:: Exercise objective ::
Extract each line of the data below exactly as written.

[Web page and app entries]
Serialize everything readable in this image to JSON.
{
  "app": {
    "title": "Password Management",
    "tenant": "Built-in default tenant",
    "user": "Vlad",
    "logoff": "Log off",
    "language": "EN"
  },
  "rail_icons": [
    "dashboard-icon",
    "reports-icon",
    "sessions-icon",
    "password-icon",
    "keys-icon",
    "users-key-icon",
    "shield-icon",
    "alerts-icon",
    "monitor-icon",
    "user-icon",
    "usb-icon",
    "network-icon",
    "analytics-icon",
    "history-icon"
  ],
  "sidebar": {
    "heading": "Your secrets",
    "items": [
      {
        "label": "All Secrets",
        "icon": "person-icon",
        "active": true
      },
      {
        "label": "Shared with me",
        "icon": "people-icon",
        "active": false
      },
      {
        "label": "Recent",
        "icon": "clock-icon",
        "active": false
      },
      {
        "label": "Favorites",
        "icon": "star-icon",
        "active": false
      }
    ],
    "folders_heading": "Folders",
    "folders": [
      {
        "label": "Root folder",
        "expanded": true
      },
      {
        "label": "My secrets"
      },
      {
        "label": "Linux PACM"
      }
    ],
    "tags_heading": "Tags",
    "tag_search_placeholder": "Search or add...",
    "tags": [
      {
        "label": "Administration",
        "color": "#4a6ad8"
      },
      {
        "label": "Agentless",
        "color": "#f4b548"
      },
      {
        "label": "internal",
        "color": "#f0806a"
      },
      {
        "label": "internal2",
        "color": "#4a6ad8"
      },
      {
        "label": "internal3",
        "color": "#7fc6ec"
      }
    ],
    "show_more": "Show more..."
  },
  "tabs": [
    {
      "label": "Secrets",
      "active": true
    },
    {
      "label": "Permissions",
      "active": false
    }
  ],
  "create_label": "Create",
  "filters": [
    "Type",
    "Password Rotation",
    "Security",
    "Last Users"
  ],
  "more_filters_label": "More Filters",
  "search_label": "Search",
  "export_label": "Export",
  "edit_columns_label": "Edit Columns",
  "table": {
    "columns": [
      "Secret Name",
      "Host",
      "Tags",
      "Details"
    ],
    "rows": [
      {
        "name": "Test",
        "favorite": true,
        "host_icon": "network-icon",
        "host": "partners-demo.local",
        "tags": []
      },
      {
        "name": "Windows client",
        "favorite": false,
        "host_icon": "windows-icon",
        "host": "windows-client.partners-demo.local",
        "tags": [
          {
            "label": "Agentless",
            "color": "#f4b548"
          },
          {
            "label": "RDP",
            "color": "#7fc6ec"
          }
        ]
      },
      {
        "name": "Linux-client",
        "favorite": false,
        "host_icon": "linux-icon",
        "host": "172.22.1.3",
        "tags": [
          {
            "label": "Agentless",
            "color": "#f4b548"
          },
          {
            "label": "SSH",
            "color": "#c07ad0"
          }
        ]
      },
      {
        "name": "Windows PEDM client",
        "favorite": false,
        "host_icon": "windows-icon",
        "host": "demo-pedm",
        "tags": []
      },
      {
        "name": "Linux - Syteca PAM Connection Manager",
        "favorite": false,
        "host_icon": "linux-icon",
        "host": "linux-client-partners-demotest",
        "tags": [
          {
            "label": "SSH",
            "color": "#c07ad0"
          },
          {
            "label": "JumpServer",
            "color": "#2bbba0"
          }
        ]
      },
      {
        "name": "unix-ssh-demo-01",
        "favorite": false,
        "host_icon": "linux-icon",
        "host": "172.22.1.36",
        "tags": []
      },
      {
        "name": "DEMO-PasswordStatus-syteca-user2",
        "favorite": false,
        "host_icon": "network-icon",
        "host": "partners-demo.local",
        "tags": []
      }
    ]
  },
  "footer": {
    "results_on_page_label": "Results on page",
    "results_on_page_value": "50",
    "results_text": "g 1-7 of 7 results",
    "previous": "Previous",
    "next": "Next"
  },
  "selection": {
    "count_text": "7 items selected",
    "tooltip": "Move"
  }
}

:: Output for this exercise ::
Serialize everything readable in this image to JSON.
{
  "app": {
    "title": "Password Management",
    "tenant": "Built-in default tenant",
    "user": "Vlad",
    "logoff": "Log off",
    "language": "EN"
  },
  "rail_icons": [
    "dashboard-icon",
    "reports-icon",
    "sessions-icon",
    "password-icon",
    "keys-icon",
    "users-key-icon",
    "shield-icon",
    "alerts-icon",
    "monitor-icon",
    "user-icon",
    "usb-icon",
    "network-icon",
    "analytics-icon",
    "history-icon"
  ],
  "sidebar": {
    "heading": "Your secrets",
    "items": [
      {
        "label": "All Secrets",
        "icon": "person-icon",
        "active": true
      },
      {
        "label": "Shared with me",
        "icon": "people-icon",
        "active": false
      },
      {
        "label": "Recent",
        "icon": "clock-icon",
        "active": false
      },
      {
        "label": "Favorites",
        "icon": "star-icon",
        "active": false
      }
    ],
    "folders_heading": "Folders",
    "folders": [
      {
        "label": "Root folder",
        "expanded": true
      },
      {
        "label": "My secrets"
      },
      {
        "label": "Linux PACM"
      }
    ],
    "tags_heading": "Tags",
    "tag_search_placeholder": "Search or add...",
    "tags": [
      {
        "label": "Administration",
        "color": "#4a6ad8"
      },
      {
        "label": "Agentless",
        "color": "#f4b548"
      },
      {
        "label": "internal",
        "color": "#f0806a"
      },
      {
        "label": "internal2",
        "color": "#4a6ad8"
      },
      {
        "label": "internal3",
        "color": "#7fc6ec"
      }
    ],
    "show_more": "Show more..."
  },
  "tabs": [
    {
      "label": "Secrets",
      "active": true
    },
    {
      "label": "Permissions",
      "active": false
    }
  ],
  "create_label": "Create",
  "filters": [
    "Type",
    "Password Rotation",
    "Security",
    "Last Users"
  ],
  "more_filters_label": "More Filters",
  "search_label": "Search",
  "export_label": "Export",
  "edit_columns_label": "Edit Columns",
  "table": {
    "columns": [
      "Secret Name",
      "Host",
      "Tags",
      "Details"
    ],
    "rows": [
      {
        "name": "Test",
        "favorite": true,
        "host_icon": "network-icon",
        "host": "partners-demo.local",
        "tags": []
      },
      {
        "name": "Windows client",
        "favorite": false,
        "host_icon": "windows-icon",
        "host": "windows-client.partners-demo.local",
        "tags": [
          {
            "label": "Agentless",
            "color": "#f4b548"
          },
          {
            "label": "RDP",
            "color": "#7fc6ec"
          }
        ]
      },
      {
        "name": "Linux-client",
        "favorite": false,
        "host_icon": "linux-icon",
        "host": "172.22.1.3",
        "tags": [
          {
            "label": "Agentless",
            "color": "#f4b548"
          },
          {
            "label": "SSH",
            "color": "#c07ad0"
          }
        ]
      },
      {
        "name": "Windows PEDM client",
        "favorite": false,
        "host_icon": "windows-icon",
        "host": "demo-pedm",
        "tags": []
      },
      {
        "name": "Linux - Syteca PAM Connection Manager",
        "favorite": false,
        "host_icon": "linux-icon",
        "host": "linux-client-partners-demotest",
        "tags": [
          {
            "label": "SSH",
            "color": "#c07ad0"
          },
          {
            "label": "JumpServer",
            "color": "#2bbba0"
          }
        ]
      },
      {
        "name": "unix-ssh-demo-01",
        "favorite": false,
        "host_icon": "linux-icon",
        "host": "172.22.1.36",
        "tags": []
      },
      {
        "name": "DEMO-PasswordStatus-syteca-user2",
        "favorite": false,
        "host_icon": "network-icon",
        "host": "partners-demo.local",
        "tags": []
      }
    ]
  },
  "footer": {
    "results_on_page_label": "Results on page",
    "results_on_page_value": "50",
    "results_text": "g 1-7 of 7 results",
    "previous": "Previous",
    "next": "Next"
  },
  "selection": {
    "count_text": "7 items selected",
    "tooltip": "Move"
  }
}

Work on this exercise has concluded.